Scott is back. The self-proclaimed "Bass Boss," who founded the organization, sold it a few years back to his underlings, but stayed around as the host of the Classic weigh-ins. The relationship became strained as Scott discovered he couldn't let go and the new leadership found his presence a distraction.
Things came to a head when Scott launched an all-out assault on a new tournament created by the organization, going as far as mailing videotapes to fishing writers questioning the safety of an event that combined fishing with speed boat racing. World Championship Fishing died after that first full season - a testimony to Scott's continued influence - and things became frostier.
Apparently, ESPN has ordered a thawing. Bob Cobb, Scott's longtime collaborator who left BASS when the boss did, got a glowing tribute this month in Bassmaster, the magazine he once edited. And Scott will be at the Classic again in all his cowboy hat and massive belt buckle glory, starting with a "kiss and make up" media breakfast on Thursday.
It will be nice to have that rascal, Scott, around to keep the tournament - owned by a media giant and fueled by Citgo's sponsorship - from getting too corporate.

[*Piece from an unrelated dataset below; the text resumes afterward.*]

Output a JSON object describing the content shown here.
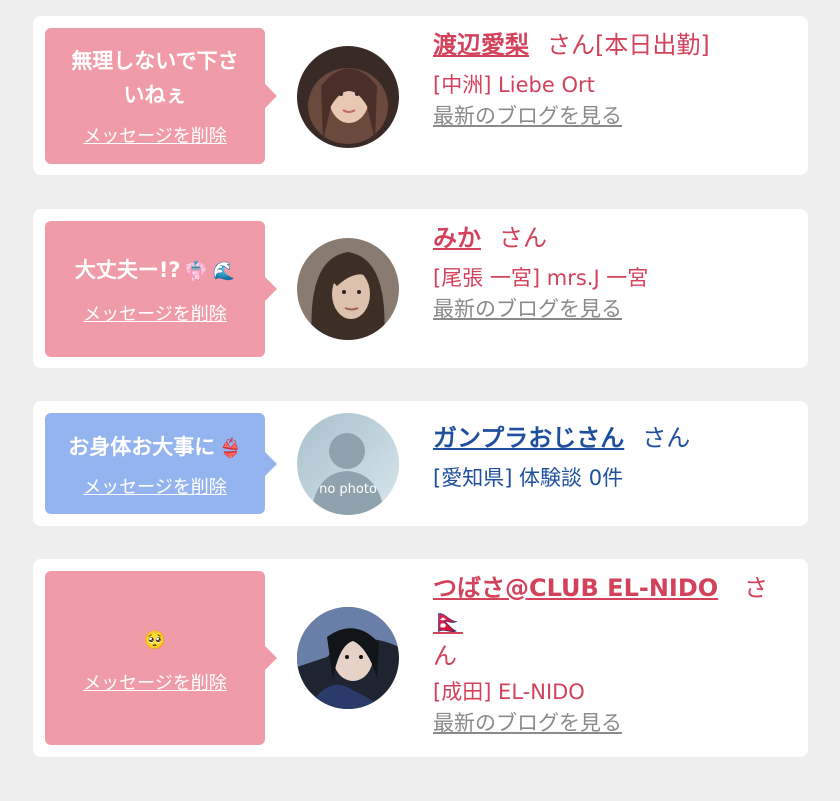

Unfortunately, another Classic classic, angler Rick Clunn, will be missing.
Clunn, the pony-tailed bass master from Missouri, missed the cut this year, ending his Ripken-like string of 28 consecutive Classics.
It was always a delight to take notes as he quietly explained fishing strategy with quotes from the Bible, Eastern philosophers, Thoreau and Hemingway. Such a break from the typical "I'd like to thank Big Booger Buzzbaits" quotes at tournaments.
He doesn't talk like the other guys and he doesn't fish like them, either. Clunn's exploits on the circuit have made him a millionaire and an inaugural member of the Professional Bass Fishing Hall of Fame. How many other guys could go into the final day of the Classic - this one in 1976 - leave his tackle box in his truck and still win fishing just the lures he had left on his rods the night before?
Even when Clunn's not in the lead, his reputation alone is enough to make other competitors nervous and distracted.
I'll never forget watching eventual winner Carl Maxfield's shoulders droop during the final day of the 2000 Top 150 championship when he caught sight of the wily veteran's boat rounding the bend of Mattawoman Creek off the Potomac River.
"Clunn," Maxfield said, shaking his head as he nervously fired up another cigarette. Just one word spoken in half-admiration and half-dread was all that was needed.
Hurry back, Rick.
Let's see here. We've mentioned the cash, the characters, the history of the Classic. What's left? Oh, yeah, the water.
Lay Lake is a lot like that Certs "it's a candy mint, it's a breath mint" commercial, displaying more than one personality.